European Central Bank policy makers have until Wednesday to air views in public about their July 21 meeting before a pre-decision blackout kicks in. They’re preparing to start raising rates, and to unveil an accompanying crisis tool to mitigate the fallout on weaker euro members such as Italy.
ECB President Christine Lagarde will attend a meeting of euro-area finance ministers at the start of the week, though few other appearances are scheduled.
Likely to focus their minds is a temporary closure of the Nord Stream gas pipeline from Russia to take effect on Monday. German officials fear the shutdown for 10 days of routine maintenance may become permanent.
Among data due, euro-zone industrial production on Wednesday will probably signal slowing expansion as the second quarter progressed, while the state of the region’s worsening trade deficit — perhaps reflected in the euro’s drop to a two-decade low — will be revealed on Friday.
“There are stagflationary winds blowing — there’s no question about that,” ECB Governing Council member Yannis Stournaras told Bloomberg TV on Saturday, stressing that Europe isn’t seeing stagflation yet. “But for the moment we don’t expect negative growth this year or next year.”

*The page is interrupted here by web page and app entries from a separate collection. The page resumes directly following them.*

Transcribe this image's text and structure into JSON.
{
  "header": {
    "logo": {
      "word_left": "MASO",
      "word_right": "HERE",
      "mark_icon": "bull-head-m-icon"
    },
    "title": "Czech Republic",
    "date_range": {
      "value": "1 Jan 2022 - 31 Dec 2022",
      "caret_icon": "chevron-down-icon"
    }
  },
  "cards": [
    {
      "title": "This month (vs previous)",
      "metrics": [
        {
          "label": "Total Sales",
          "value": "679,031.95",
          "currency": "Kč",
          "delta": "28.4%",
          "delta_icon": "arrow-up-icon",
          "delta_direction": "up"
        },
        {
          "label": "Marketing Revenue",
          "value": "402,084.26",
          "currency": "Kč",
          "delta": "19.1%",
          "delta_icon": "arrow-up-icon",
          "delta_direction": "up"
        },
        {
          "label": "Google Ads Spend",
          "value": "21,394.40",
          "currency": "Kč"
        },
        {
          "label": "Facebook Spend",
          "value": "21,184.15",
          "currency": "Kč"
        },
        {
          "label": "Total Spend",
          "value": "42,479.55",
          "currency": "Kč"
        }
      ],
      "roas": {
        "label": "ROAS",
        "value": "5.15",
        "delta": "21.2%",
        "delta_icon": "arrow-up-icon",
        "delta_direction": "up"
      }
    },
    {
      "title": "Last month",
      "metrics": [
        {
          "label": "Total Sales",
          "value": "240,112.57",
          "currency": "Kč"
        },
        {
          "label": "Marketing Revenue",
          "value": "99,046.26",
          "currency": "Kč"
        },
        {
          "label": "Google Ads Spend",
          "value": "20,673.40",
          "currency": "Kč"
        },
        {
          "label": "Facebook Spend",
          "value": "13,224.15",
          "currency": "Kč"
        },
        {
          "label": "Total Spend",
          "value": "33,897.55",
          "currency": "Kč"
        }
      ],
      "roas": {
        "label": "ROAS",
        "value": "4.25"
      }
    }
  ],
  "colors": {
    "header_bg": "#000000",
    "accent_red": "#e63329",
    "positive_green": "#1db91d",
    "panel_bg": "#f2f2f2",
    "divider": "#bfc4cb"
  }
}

In the UK, economists expect gross domestic product to have barely increased in May after a decline the previous month, in figures due on Wednesday.